From start to end, write out the following data exactly, apart from its images.

===== Task data =====

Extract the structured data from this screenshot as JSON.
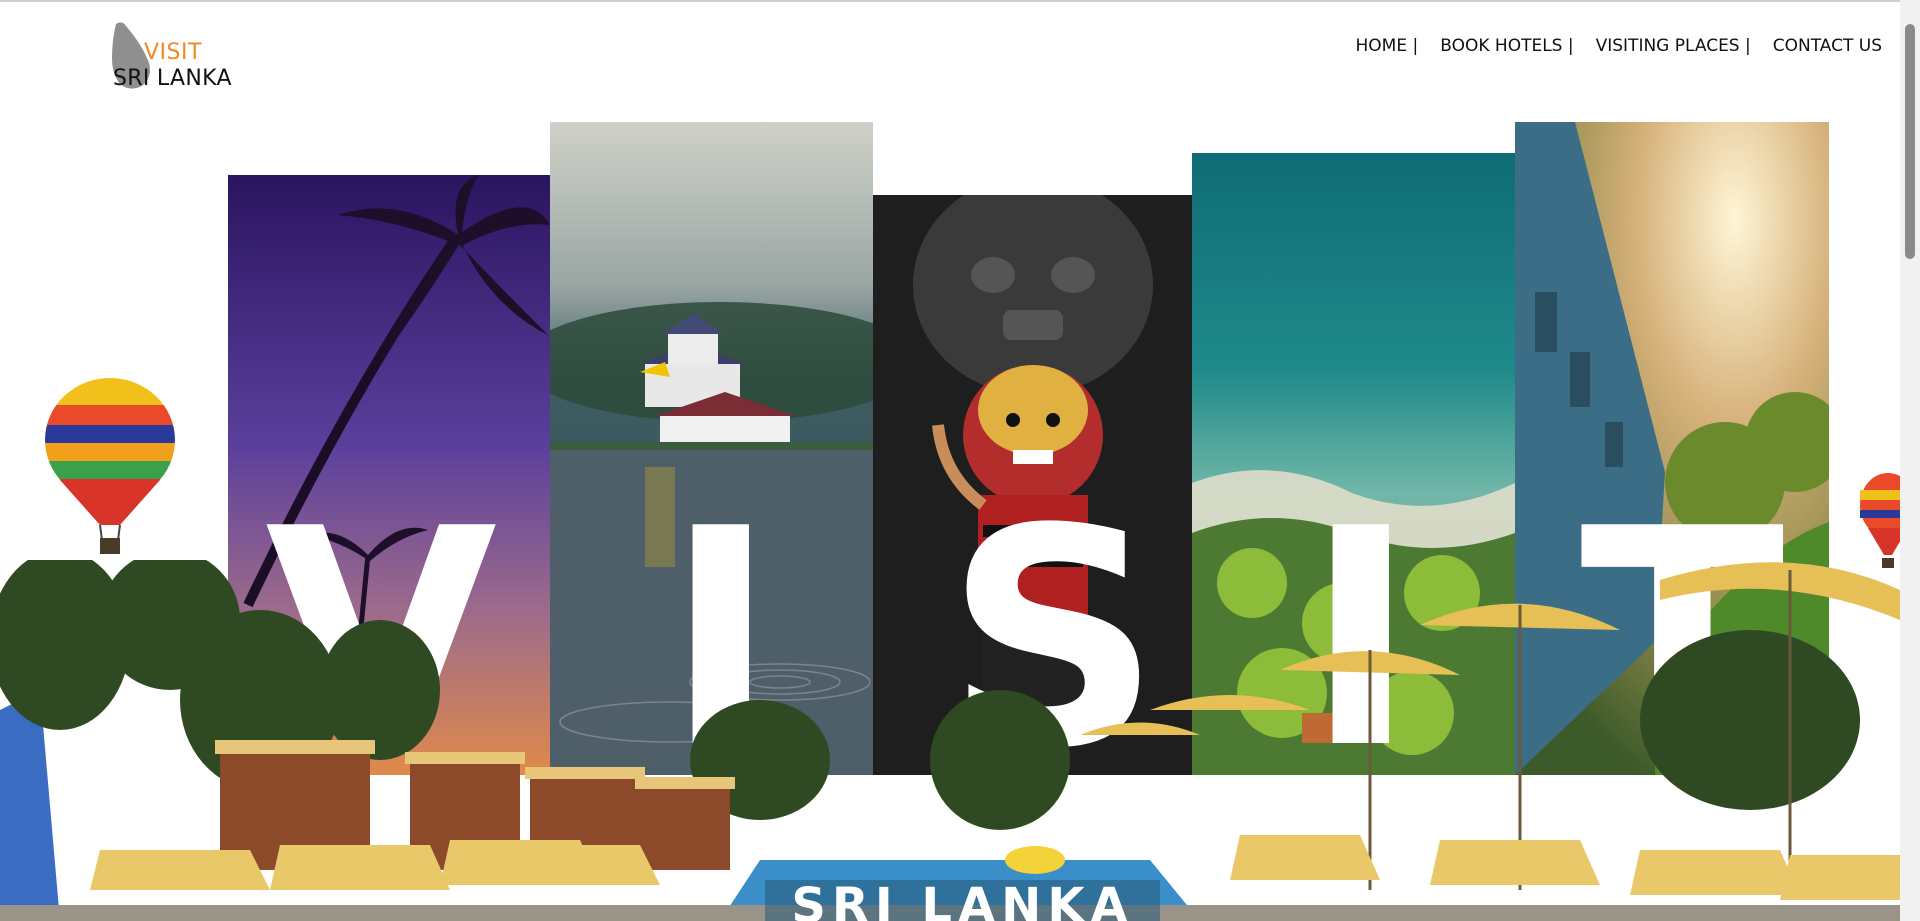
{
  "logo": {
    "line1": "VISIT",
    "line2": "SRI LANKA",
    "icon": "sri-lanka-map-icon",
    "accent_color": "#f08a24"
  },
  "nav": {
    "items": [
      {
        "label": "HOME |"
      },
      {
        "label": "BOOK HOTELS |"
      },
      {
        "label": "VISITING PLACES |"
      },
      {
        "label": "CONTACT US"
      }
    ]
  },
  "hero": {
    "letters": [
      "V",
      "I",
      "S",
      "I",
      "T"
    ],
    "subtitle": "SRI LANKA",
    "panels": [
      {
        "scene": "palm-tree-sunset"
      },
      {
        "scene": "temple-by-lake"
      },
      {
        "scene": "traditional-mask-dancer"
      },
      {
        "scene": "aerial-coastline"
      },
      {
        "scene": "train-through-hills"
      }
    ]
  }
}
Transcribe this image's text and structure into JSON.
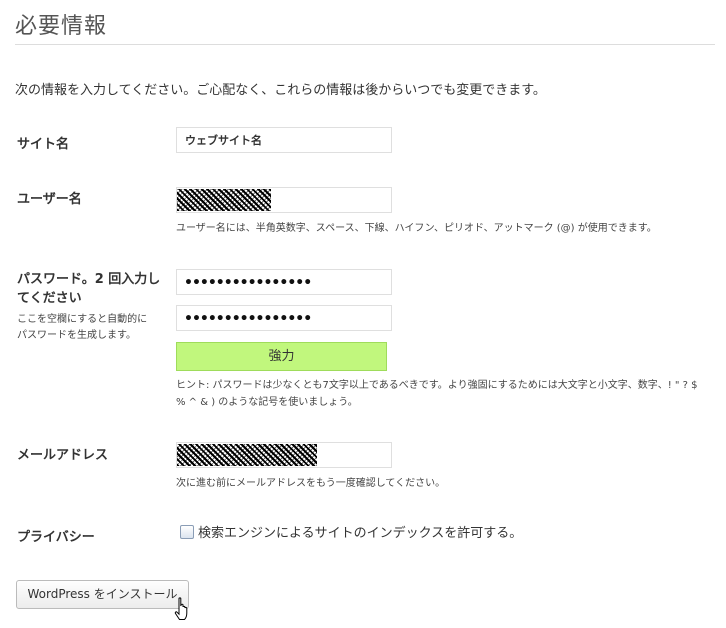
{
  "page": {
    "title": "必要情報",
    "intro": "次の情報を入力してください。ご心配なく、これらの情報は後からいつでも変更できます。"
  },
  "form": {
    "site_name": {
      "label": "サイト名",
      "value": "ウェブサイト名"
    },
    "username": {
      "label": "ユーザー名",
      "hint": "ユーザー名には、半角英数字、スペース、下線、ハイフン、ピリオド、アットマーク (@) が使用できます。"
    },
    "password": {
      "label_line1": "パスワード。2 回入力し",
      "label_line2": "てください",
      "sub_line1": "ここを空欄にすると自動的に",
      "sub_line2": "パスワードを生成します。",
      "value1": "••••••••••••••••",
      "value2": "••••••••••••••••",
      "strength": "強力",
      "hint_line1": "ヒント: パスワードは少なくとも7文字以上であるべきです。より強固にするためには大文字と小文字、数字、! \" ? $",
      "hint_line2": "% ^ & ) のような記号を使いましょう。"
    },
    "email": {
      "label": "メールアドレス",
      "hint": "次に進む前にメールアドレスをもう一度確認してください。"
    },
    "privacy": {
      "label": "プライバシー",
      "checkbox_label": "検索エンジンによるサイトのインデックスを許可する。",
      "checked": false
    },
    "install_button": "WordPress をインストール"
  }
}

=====

* **Result for this exercise**
Extract the structured data from this screenshot as JSON.
{
  "logo": {
    "line1": "VISIT",
    "line2": "SRI LANKA",
    "icon": "sri-lanka-map-icon",
    "accent_color": "#f08a24"
  },
  "nav": {
    "items": [
      {
        "label": "HOME |"
      },
      {
        "label": "BOOK HOTELS |"
      },
      {
        "label": "VISITING PLACES |"
      },
      {
        "label": "CONTACT US"
      }
    ]
  },
  "hero": {
    "letters": [
      "V",
      "I",
      "S",
      "I",
      "T"
    ],
    "subtitle": "SRI LANKA",
    "panels": [
      {
        "scene": "palm-tree-sunset"
      },
      {
        "scene": "temple-by-lake"
      },
      {
        "scene": "traditional-mask-dancer"
      },
      {
        "scene": "aerial-coastline"
      },
      {
        "scene": "train-through-hills"
      }
    ]
  }
}
Transcribe this image's text and structure into JSON.
{
  "page": {
    "title": "必要情報",
    "intro": "次の情報を入力してください。ご心配なく、これらの情報は後からいつでも変更できます。"
  },
  "form": {
    "site_name": {
      "label": "サイト名",
      "value": "ウェブサイト名"
    },
    "username": {
      "label": "ユーザー名",
      "hint": "ユーザー名には、半角英数字、スペース、下線、ハイフン、ピリオド、アットマーク (@) が使用できます。"
    },
    "password": {
      "label_line1": "パスワード。2 回入力し",
      "label_line2": "てください",
      "sub_line1": "ここを空欄にすると自動的に",
      "sub_line2": "パスワードを生成します。",
      "value1": "••••••••••••••••",
      "value2": "••••••••••••••••",
      "strength": "強力",
      "hint_line1": "ヒント: パスワードは少なくとも7文字以上であるべきです。より強固にするためには大文字と小文字、数字、! \" ? $",
      "hint_line2": "% ^ & ) のような記号を使いましょう。"
    },
    "email": {
      "label": "メールアドレス",
      "hint": "次に進む前にメールアドレスをもう一度確認してください。"
    },
    "privacy": {
      "label": "プライバシー",
      "checkbox_label": "検索エンジンによるサイトのインデックスを許可する。",
      "checked": false
    },
    "install_button": "WordPress をインストール"
  }
}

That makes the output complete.